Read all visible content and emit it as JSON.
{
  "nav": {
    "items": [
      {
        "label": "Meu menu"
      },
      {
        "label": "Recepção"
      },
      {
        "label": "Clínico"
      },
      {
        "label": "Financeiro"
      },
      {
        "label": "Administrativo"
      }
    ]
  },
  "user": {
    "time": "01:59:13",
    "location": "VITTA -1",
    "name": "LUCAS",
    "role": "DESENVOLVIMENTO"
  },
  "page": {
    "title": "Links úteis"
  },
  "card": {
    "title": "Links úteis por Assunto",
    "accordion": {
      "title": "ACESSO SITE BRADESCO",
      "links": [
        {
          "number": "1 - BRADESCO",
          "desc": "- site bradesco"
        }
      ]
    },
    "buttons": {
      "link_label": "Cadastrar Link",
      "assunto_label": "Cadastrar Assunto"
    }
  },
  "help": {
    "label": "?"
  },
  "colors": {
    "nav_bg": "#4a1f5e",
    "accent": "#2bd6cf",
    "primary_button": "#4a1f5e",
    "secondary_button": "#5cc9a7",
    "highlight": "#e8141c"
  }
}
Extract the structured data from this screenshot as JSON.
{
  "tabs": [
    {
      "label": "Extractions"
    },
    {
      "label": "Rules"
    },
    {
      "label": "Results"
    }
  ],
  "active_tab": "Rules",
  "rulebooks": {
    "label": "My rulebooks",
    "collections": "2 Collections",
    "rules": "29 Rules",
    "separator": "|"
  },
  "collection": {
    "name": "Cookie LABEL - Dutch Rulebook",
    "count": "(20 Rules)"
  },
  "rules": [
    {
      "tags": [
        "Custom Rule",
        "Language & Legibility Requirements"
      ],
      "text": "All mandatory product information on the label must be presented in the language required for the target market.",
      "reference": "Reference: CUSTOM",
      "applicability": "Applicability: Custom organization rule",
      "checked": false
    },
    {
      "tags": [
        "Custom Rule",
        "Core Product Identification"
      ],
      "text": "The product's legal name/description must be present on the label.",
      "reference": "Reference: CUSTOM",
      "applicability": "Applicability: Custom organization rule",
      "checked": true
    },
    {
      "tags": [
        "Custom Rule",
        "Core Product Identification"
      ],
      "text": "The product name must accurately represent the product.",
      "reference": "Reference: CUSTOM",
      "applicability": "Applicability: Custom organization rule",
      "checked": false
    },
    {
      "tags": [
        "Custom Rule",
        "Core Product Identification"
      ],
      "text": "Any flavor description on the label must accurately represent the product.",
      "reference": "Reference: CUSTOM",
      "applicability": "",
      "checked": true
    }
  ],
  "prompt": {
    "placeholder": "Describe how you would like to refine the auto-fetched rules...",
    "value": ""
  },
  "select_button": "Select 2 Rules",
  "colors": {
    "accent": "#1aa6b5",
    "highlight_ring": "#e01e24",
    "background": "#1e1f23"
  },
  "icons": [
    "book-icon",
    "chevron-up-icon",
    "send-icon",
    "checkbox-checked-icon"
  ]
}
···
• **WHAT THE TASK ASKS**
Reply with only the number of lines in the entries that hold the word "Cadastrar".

• **SOLUTION FOR THIS TASK**
2